A new, small terrestrial tetrapod is described from the Middle Triassic of Yunnan, China. Pectodens zhenyuensis n. gen. n. sp. bears very characteristic elongate teeth forming a comb-like marginal dentition. The elongate cervicals of Pectodens zhenyuensis n. gen. n. sp. with low neural spines together with the morphology of the cervical ribs are features consistent with protorosaurs, such as Macrocnemus. However, the imperforate puboischiadic plate, simple rounded proximal tarsals, and a straight 5th metatarsal are primitive characteristics. A key protorosaurian character is the long neck with elongated cervical ribs that typically extend across intervertebral articulations. It was mostly on the basis of these characters that Dinocephalosaurus from the Middle Triassic of China was referred to the protorosaurs (Li, Reference Li2003). Another long-necked form, Fuyuansaurus, also exhibits certain affinities with protorosaurs, in particular the tanystropheids (Fraser et al., Reference Fraser, Li and Rieppel2013). Yet both taxa also display characters that are inconsistent with at least the tanystropheids. Unlike tanystropheids, but in common with Protorosaurus (personal observation, N.C. Fraser, Reference Fraser, Li and Rieppel2013), both lack a thyroid fenestra in the pelvis.
The Middle Triassic vertebrate faunas of southern China are largely dominated by marine reptiles and fishes, but occasional terrestrial components (e.g., Macrocnemus fuyuanensis) are recovered from localities in the Zhuganpo Member of the Falang Formation (Li et al., Reference Li, Zhao and Wang2007; Jiang et al. Reference Jiang, Rieppel, Fraser, Motani, Hao, Tintori, Sun and Sun2011). Likewise, Pectodens zhenyuensis n. gen. n. sp. exhibits no adaptations for an aquatic lifestyle; instead the long, slender limbs with pronounced articular ends, and elongate digits together with the claw-like distal phalanges speak to an entirely terrestrial existence. No fully terrestrial vertebrates have been documented previously from the Panxian-Luoping Fauna, although the archosaur Qianosuchus mixtus exhibits a combination of terrestrial and aquatic characteristics (Li et al., Reference Li, Wu, Cheng, Sato and Wang2006). Pectodens is therefore the first fully terrestrial reptile reported from the Guanling Formation. The occurrence of terrestrial reptiles such as Macrocnemus and Pectodens are indicative of the proximity of the ancient coastline at the localities where they occur.

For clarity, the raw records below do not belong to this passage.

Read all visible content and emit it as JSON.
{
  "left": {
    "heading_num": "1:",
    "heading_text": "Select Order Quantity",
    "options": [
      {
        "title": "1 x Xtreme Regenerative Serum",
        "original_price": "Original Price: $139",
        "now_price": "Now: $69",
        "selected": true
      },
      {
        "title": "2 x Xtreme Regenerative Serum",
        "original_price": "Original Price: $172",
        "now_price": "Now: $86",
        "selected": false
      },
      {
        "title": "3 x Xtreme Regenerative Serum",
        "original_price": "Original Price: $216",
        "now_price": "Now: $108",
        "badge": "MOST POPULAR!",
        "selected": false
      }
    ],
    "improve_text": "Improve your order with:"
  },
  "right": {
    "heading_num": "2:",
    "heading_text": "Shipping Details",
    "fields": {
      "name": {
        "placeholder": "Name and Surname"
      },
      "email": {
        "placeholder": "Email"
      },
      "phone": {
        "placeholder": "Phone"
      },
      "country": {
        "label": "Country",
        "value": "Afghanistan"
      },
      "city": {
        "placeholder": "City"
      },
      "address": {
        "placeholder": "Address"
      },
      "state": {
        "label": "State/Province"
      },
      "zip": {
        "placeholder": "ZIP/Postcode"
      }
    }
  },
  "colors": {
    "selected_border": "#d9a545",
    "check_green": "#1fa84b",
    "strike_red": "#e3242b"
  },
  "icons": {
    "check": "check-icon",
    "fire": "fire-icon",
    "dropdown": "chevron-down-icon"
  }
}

This work was supported from a special grant for fossil excavation and preparation by the Chinese Academy of Sciences. We especially thank Z. Li for his assistance in collecting the new specimen. We are grateful to H. Zhou for preparation of the specimen, W. Gao for photography, and W. Yu for the drawings. NCF acknowledges the European Union SYNTHESYS fund for travel support. He also thanks U. Göhlich (Natural History Museum Vienna), D. Schwarz-Wings (Museum für Naturkunde Berlin), and M. Farrell and K. Hussey (Hunterian Museum, Royal College of Surgeons England) for access to Protorosaurus material in their care. Anonymous reviewers provided helpful comments on an earlier version of the manuscript, which was handled by editors B. Hunda and D. Varricchio.